PROVIDED INFORMATION below:

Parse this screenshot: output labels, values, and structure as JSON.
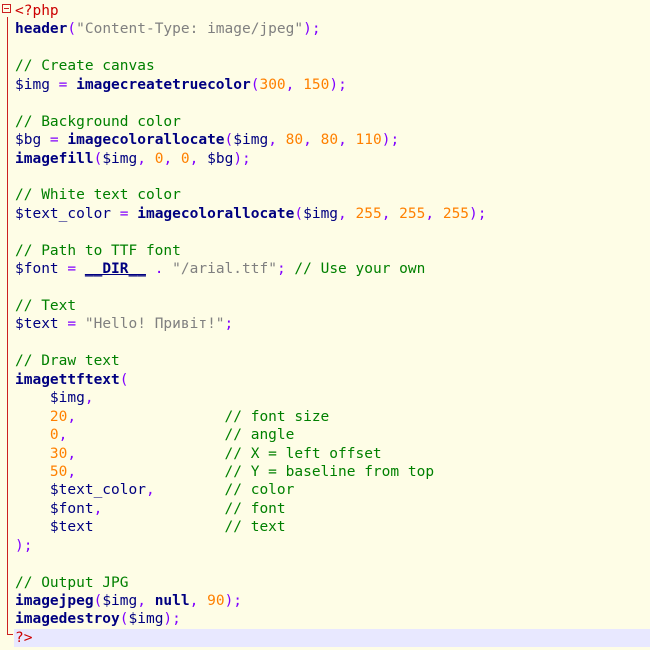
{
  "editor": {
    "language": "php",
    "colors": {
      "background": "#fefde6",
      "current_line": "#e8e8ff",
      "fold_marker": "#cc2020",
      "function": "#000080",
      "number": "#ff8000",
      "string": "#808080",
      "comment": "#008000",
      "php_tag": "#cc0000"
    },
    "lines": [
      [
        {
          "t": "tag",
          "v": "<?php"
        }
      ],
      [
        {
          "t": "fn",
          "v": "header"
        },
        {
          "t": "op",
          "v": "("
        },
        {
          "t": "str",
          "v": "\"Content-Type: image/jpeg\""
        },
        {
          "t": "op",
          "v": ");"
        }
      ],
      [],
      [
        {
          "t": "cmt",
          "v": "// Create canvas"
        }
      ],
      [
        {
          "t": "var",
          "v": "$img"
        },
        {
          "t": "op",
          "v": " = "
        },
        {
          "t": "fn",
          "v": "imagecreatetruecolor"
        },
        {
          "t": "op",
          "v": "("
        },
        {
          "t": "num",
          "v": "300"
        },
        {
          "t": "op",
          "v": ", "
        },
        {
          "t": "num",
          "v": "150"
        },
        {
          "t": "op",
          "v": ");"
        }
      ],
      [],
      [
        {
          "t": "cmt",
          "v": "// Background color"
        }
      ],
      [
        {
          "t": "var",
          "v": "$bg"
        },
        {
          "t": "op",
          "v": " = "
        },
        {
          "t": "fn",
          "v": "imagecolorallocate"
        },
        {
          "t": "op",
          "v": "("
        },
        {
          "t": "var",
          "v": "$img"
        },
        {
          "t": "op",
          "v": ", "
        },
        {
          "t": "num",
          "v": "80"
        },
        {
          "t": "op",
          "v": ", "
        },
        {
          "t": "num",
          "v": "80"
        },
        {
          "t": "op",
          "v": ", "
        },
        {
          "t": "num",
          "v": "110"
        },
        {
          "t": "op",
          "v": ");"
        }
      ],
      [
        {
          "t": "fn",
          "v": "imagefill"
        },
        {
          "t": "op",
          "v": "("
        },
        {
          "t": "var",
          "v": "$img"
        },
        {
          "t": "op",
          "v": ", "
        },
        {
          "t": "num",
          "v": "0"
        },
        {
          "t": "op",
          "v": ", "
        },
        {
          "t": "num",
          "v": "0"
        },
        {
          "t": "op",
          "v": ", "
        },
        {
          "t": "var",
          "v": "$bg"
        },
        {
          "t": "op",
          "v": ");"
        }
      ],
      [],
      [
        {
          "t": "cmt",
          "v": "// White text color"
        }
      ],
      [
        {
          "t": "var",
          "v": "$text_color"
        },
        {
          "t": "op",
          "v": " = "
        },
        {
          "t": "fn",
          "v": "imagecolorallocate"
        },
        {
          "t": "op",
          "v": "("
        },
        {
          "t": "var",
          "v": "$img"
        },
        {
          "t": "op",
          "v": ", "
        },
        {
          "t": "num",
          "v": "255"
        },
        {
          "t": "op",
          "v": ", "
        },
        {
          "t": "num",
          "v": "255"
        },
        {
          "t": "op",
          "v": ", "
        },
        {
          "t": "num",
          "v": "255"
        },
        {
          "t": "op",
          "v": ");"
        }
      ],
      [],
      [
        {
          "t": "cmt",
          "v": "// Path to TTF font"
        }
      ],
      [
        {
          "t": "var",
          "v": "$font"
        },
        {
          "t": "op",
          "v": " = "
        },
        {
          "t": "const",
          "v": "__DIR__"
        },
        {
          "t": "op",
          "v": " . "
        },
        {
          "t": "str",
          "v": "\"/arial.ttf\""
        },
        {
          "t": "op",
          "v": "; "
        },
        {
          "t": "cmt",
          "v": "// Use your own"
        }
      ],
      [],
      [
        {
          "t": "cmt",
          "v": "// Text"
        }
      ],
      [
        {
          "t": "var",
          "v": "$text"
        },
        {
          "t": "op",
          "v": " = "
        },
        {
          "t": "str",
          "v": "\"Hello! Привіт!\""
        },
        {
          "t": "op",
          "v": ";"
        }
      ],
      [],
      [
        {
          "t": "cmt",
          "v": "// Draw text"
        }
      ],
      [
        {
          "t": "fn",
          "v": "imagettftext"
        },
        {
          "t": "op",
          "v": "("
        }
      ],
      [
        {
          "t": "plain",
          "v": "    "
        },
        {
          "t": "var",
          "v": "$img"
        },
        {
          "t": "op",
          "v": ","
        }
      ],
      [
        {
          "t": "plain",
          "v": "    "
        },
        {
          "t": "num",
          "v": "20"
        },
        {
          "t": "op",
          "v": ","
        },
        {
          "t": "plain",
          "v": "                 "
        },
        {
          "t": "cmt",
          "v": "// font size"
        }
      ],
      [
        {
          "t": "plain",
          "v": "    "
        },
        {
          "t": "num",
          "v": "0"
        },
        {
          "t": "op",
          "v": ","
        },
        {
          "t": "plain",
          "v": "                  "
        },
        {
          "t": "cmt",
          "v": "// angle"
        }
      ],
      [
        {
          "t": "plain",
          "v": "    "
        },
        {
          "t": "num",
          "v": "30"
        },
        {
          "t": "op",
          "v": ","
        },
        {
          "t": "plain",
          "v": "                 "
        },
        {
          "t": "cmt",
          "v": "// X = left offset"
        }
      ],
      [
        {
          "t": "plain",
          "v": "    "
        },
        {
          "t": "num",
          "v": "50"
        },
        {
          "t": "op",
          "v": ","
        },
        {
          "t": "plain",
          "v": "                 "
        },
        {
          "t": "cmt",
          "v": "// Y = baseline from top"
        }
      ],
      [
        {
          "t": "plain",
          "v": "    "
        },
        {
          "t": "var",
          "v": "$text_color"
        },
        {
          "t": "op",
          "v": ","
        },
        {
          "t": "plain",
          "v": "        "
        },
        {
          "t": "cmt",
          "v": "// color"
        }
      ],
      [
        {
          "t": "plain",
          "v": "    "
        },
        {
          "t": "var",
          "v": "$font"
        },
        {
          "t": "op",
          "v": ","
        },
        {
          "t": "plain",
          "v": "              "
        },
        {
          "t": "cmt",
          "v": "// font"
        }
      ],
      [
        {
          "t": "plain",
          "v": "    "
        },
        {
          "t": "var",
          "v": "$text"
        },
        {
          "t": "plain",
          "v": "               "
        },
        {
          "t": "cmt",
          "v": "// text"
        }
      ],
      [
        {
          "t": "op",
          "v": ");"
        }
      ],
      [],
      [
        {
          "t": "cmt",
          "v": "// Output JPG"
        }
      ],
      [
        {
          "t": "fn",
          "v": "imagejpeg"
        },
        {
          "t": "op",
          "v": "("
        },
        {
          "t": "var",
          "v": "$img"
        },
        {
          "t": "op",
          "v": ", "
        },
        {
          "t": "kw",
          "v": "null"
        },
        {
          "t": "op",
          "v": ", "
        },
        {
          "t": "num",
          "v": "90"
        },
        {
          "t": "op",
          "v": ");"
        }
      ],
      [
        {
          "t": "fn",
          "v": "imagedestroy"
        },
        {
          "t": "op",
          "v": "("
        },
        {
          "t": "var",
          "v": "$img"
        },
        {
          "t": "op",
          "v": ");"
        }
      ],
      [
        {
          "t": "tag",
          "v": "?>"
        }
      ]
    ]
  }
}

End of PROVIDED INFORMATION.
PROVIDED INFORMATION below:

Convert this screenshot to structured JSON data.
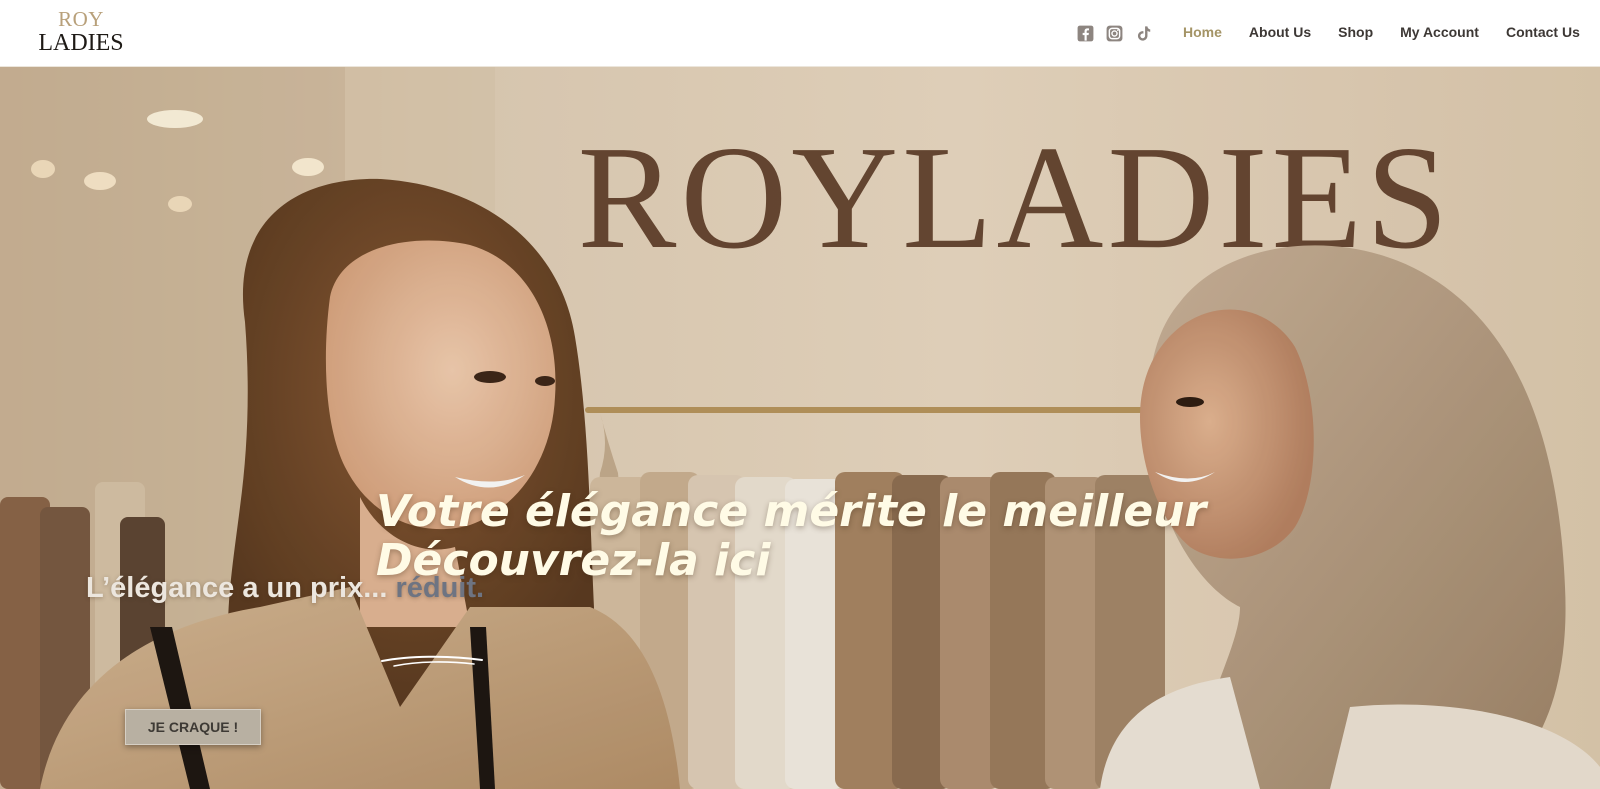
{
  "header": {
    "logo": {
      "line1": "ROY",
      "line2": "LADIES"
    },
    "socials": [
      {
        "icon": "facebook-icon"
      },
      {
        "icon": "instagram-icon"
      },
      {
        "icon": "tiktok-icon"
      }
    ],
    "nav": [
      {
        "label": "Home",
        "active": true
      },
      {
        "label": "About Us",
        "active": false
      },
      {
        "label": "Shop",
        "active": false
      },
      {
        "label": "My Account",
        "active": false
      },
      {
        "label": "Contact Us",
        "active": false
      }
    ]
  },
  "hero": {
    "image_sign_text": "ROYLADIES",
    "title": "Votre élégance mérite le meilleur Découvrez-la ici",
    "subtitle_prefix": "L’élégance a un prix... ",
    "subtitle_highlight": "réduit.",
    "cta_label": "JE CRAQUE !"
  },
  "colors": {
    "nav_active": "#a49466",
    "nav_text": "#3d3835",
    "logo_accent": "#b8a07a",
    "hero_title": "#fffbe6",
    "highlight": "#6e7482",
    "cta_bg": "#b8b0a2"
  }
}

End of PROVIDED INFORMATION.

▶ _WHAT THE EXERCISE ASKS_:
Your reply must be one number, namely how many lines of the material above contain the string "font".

▶ _RESPONSE_:
5